Small but Mighty


When it comes to the natural world, “value” is something we have a hard time defining. The human centric mentality of “If we can’t use it, what good is it?” still prevails. More and more research points to the fact that an organism’s true “value” is determined by its place in the ecosystem. How many other plants and animals does it support? What benefits does it offer the surrounding organisms and the ecosystem overall? Old growth forest, with the oldest trees being hundreds to thousands of years old, are the most effective at retaining carbon and anchoring a healthy, biodiverse ecosystem.

In southern Ontario, the term “old growth forest” is not commonly used, as most of our forests were logged well over a century ago.

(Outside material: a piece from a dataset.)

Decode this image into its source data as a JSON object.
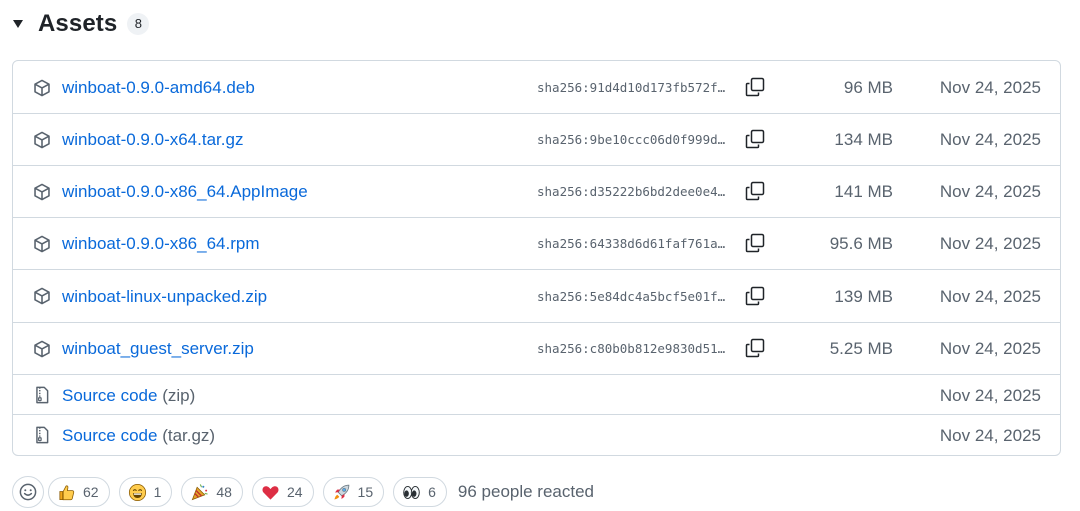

The Niagara Escarpment however, plays host to some of the oldest trees in the province, and the country. They are not what most would consider old growth, like the giant redwoods of the west coast, but rather, they hide in plain sight, unassuming in their cliffside homes. The Niagara Escarpment’s ancient cedars are typically no more than four to ten feet tall, with trunks about as wide as an arm or a leg, but are often aged between 300 to 1,300 years old. Since their discovery in the 1990s, great efforts have been made to preserve this surprising old growth forest. At risk from the activities of recreational rock climbers and others, researchers and conservation groups have worked together with the public to educate and offer alternatives that allow these amazing trees to continue to thrive amongst the hustle and bustle of today’s outdoor enthusiasts that flock to the Escarpment’s limestone cliffs every summer.

For more about Ontario’s hidden old growth forests and the work being done to preserve them, please visit:

— Nathan Greenlay